Low and slow is sometimes exactly what I want the water to be. Four of us chose an afternoon to float from Tucker to Bell Crossing. Some of us were anglers, other simply passengers. It turned out to be a classic evening on the Bitterroot—one where you forget what time it is and any reason for being anywhere else.
We stopped at an island on a bend in the river early on and wandered around—watching green algae wave in the slower current and marveling at the pale rocks, bleached like bone. One of us caught small fish after fish in one little hole behind an old strainer.
The Bitterroot is a meander this time of year—with its wide flat curves and slow water, you find yourself half-dreaming—sleeping like the hot fish, the water a cool reprieve, but still not cool enough. Still pale green at shoreline, there are places where you can see the color drain away to gold and brown, asking you to relish the moisture you dangle your feet in.
I slipped off the side of the boat into a still-deep drop off along the bank and floated along with the boat for a while. Willows and brush quivered at the water’s edge. Aspen leaves wiggled against a blue, dry sky. At a low rocky curve in the river, a family played on shore, while we finagled our way through the shallows, getting hung up once, for just a moment.

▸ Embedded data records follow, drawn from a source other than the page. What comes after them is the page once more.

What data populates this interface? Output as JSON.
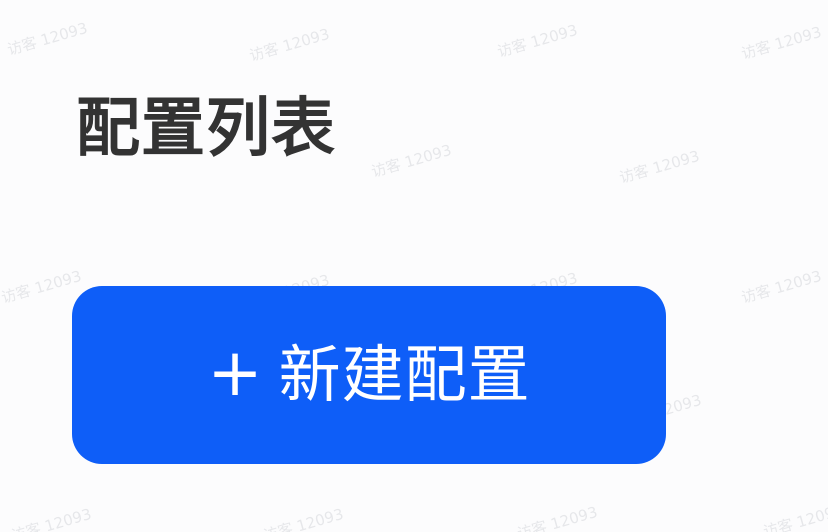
{
  "page": {
    "title": "配置列表"
  },
  "toolbar": {
    "new_config_icon": "plus-icon",
    "new_config_plus": "+",
    "new_config_label": "新建配置"
  },
  "watermark": {
    "text": "访客 12093"
  },
  "colors": {
    "background": "#fcfcfd",
    "title_text": "#333333",
    "primary_button": "#0e5ef8",
    "button_text": "#ffffff"
  }
}
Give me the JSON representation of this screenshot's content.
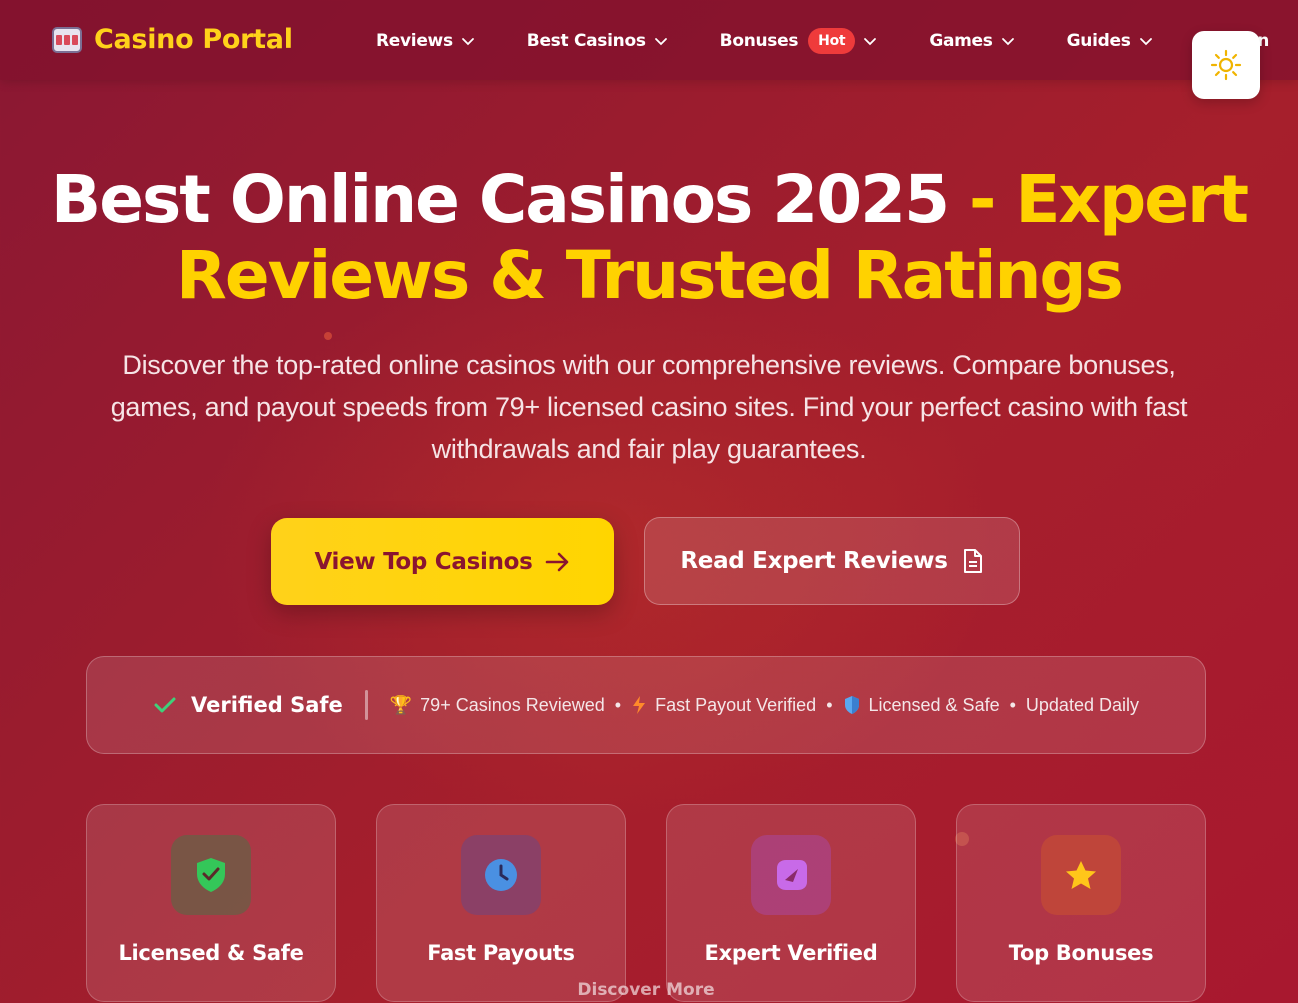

Quiet, mellow, cool and close. As the days dwindle and the heat wears on, the Bitterroot brings a quick and lovely reprieve.